Despite these compelling investment considerations, many investors seem to be dubious of considering additional investments in gold. I see this doubtful investor stance as being related to two potential factors:
1) Volatility of commodity investing in general, and gold in particular, due to the great number of institutional and retail investors entering the gold investment market in the past 4 years. Please see chart below for the Exchange Traded Product (ETP); SPDR Gold Shares (Ticker: GLD), which shows the asset growth in this product from the beginning of 2008 through the end of 2012, as evidence of the growing popularity of these types of "user-friendly" gold investment vehicles.
Data Source: Bloomberg, January 11, 2013. Past performance is not an indication of future results.
2) Tracking error of many of the "newer" gold related investment vehicles (Ex. ETPs)
To better understand what makes the price of gold move, upwards or downwards, it is perhaps best to appreciate the relationship gold has had to the U.S. dollar historically. Prior to 1972, there was a direct relationship between the U.S. dollar and gold prices whereas each dollar was backed by claims for a specified amount of gold (i.e. the "Gold Standard"). When President Nixon removed our currency from the Gold Standard, the dollar no longer had a direct relationship with gold - or anything else for that matter.
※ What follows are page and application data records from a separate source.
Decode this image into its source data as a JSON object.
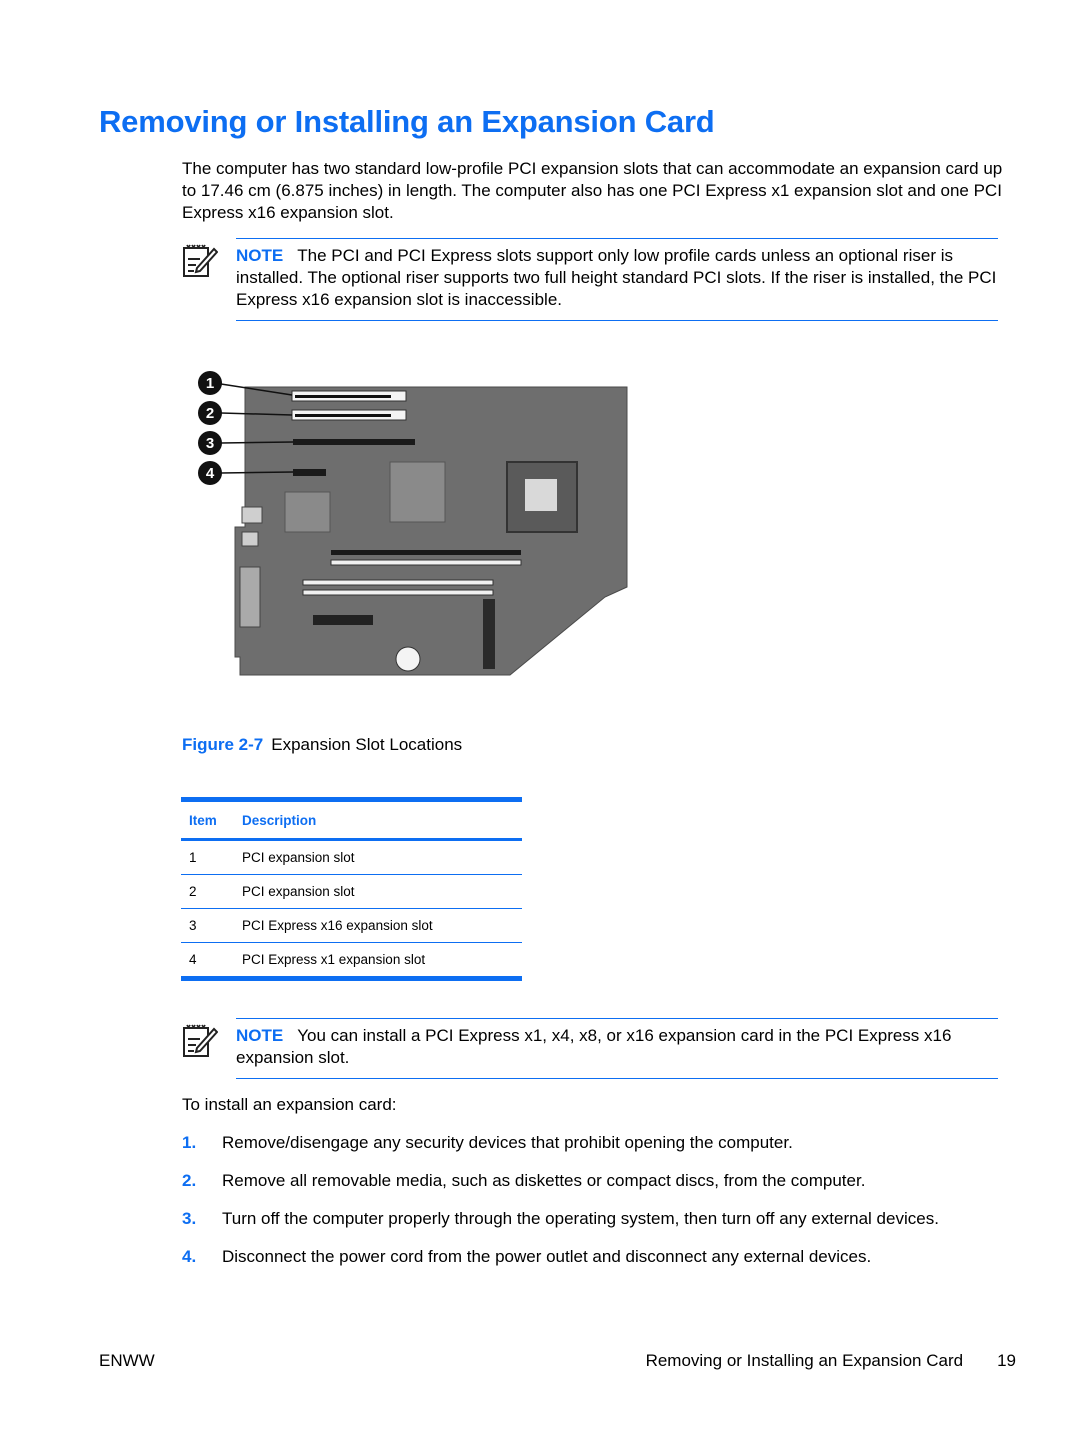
{
  "page": {
    "title": "Removing or Installing an Expansion Card",
    "intro": "The computer has two standard low-profile PCI expansion slots that can accommodate an expansion card up to 17.46 cm (6.875 inches) in length. The computer also has one PCI Express x1 expansion slot and one PCI Express x16 expansion slot.",
    "notes": [
      {
        "icon": "note-pencil-icon",
        "label": "NOTE",
        "text": "The PCI and PCI Express slots support only low profile cards unless an optional riser is installed. The optional riser supports two full height standard PCI slots. If the riser is installed, the PCI Express x16 expansion slot is inaccessible."
      },
      {
        "icon": "note-pencil-icon",
        "label": "NOTE",
        "text": "You can install a PCI Express x1, x4, x8, or x16 expansion card in the PCI Express x16 expansion slot."
      }
    ],
    "figure": {
      "label": "Figure 2-7",
      "caption": "Expansion Slot Locations",
      "callouts": [
        "1",
        "2",
        "3",
        "4"
      ],
      "alt": "System board showing expansion slot locations"
    },
    "table": {
      "headers": [
        "Item",
        "Description"
      ],
      "rows": [
        [
          "1",
          "PCI expansion slot"
        ],
        [
          "2",
          "PCI expansion slot"
        ],
        [
          "3",
          "PCI Express x16 expansion slot"
        ],
        [
          "4",
          "PCI Express x1 expansion slot"
        ]
      ]
    },
    "lead": "To install an expansion card:",
    "steps": [
      {
        "num": "1.",
        "text": "Remove/disengage any security devices that prohibit opening the computer."
      },
      {
        "num": "2.",
        "text": "Remove all removable media, such as diskettes or compact discs, from the computer."
      },
      {
        "num": "3.",
        "text": "Turn off the computer properly through the operating system, then turn off any external devices."
      },
      {
        "num": "4.",
        "text": "Disconnect the power cord from the power outlet and disconnect any external devices."
      }
    ],
    "footer": {
      "left": "ENWW",
      "section": "Removing or Installing an Expansion Card",
      "page_number": "19"
    },
    "colors": {
      "accent": "#0d6ef2",
      "board": "#6e6e6e"
    }
  }
}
Instead, gold now has an indirect relationship with the U.S. Dollar as the price of gold in U.S. dollar terms changes as a result of a variety of economic and psychological factors. Given this relationship, absent tremendous global market stress, gold generally tends to move in an opposite direction from the U.S. Dollar, or more specifically, the U.S. Dollar index. In other words, as the U.S. Dollar increases in value, Gold, in turn, decreases in value and vice-versa.
Given the low interest rate environment in the U.S., the U.S. Dollar has been weak against other foreign currencies in recent years, which, in addition to the other factors previously discussed, has helped fuel a rise in the price of gold since the great market meltdown of 2008. However, in the past year, as other foreign currencies have weakened in relation to the U.S. Dollar, the price of gold has pulled due to the relative weakening in conjunction with other market factors.
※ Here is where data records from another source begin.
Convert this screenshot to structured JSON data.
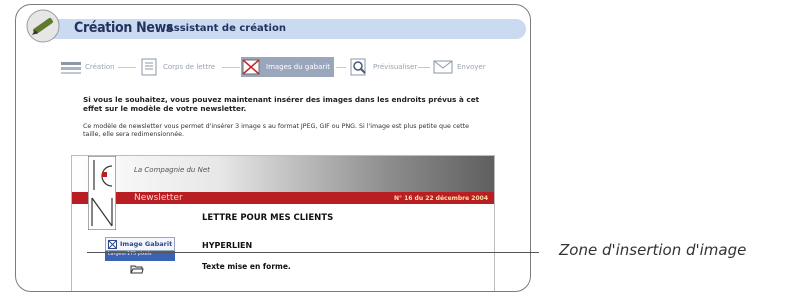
{
  "app": {
    "name": "Création News",
    "subtitle": "Assistant de création"
  },
  "steps": [
    {
      "label": "Création",
      "icon": "creation-icon"
    },
    {
      "label": "Corps de lettre",
      "icon": "document-icon"
    },
    {
      "label": "Images du gabarit",
      "icon": "image-icon",
      "active": true
    },
    {
      "label": "Prévisualiser",
      "icon": "magnifier-icon"
    },
    {
      "label": "Envoyer",
      "icon": "envelope-icon"
    }
  ],
  "intro": {
    "bold": "Si vous le souhaitez, vous pouvez maintenant insérer des images dans les endroits prévus à cet effet sur le modèle de votre newsletter.",
    "note": "Ce modèle de newsletter vous permet d'insérer 3 image s au format JPEG, GIF ou PNG. Si l'image est plus petite que cette taille, elle sera redimensionnée."
  },
  "newsletter": {
    "company": "La Compagnie du Net",
    "label": "Newsletter",
    "issue": "N° 16 du 22 décembre 2004",
    "title": "LETTRE POUR MES CLIENTS",
    "hyperlink": "HYPERLIEN",
    "body": "Texte mise en forme.",
    "image_button": "Image Gabarit",
    "image_width_label": "Largeur",
    "image_width_value": "175 pixels"
  },
  "callout": "Zone d'insertion d'image"
}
The value of the U.S. Dollar, and its effect on the price of gold, for 2013 will be largely influenced by the upcoming 2nd round of Fiscal Cliff decisions related to spending cuts, the impending Debt Ceiling decision and further Federal Reserve actions related to interest rates in response to the ongoing, sluggish economic recovery. As a result, it is our contention that an client risk tolerance/investment objective appropriate allocation to precious metals is worthy of consideration for 2013.
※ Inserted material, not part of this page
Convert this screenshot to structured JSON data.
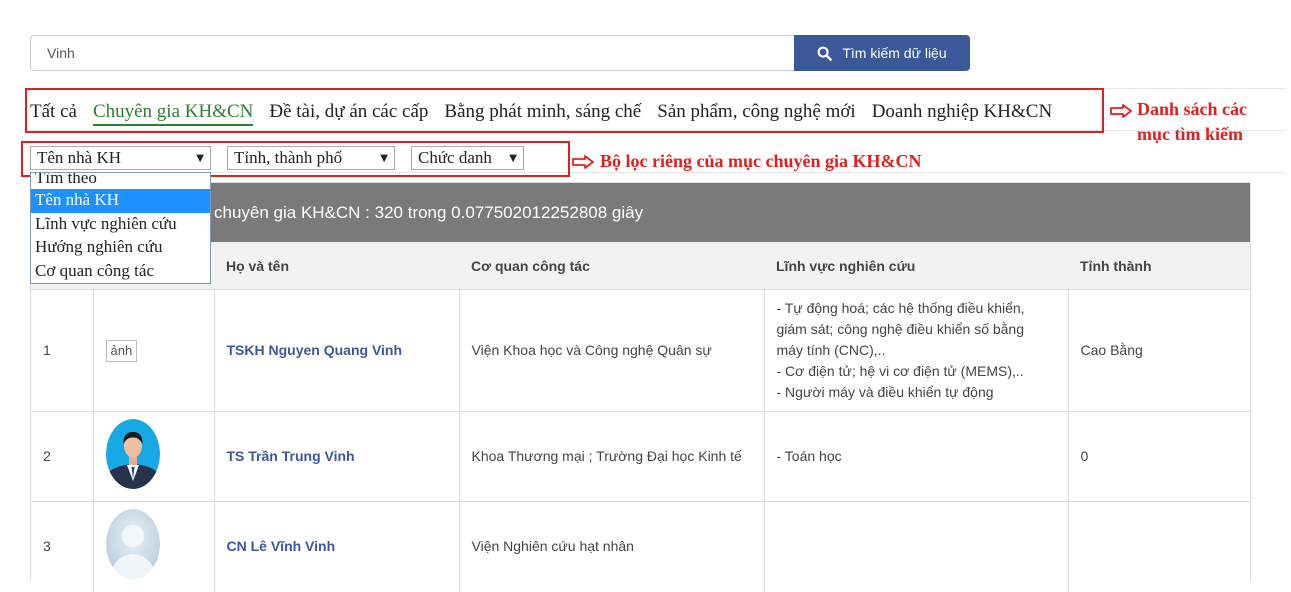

*It should be noted that at present, Hennion & Walsh Asset Management has allocations within its managed portfolios to PowerShares DB Precious Metals (Ticker: DBP), which itself has allocations to gold and silver respectively.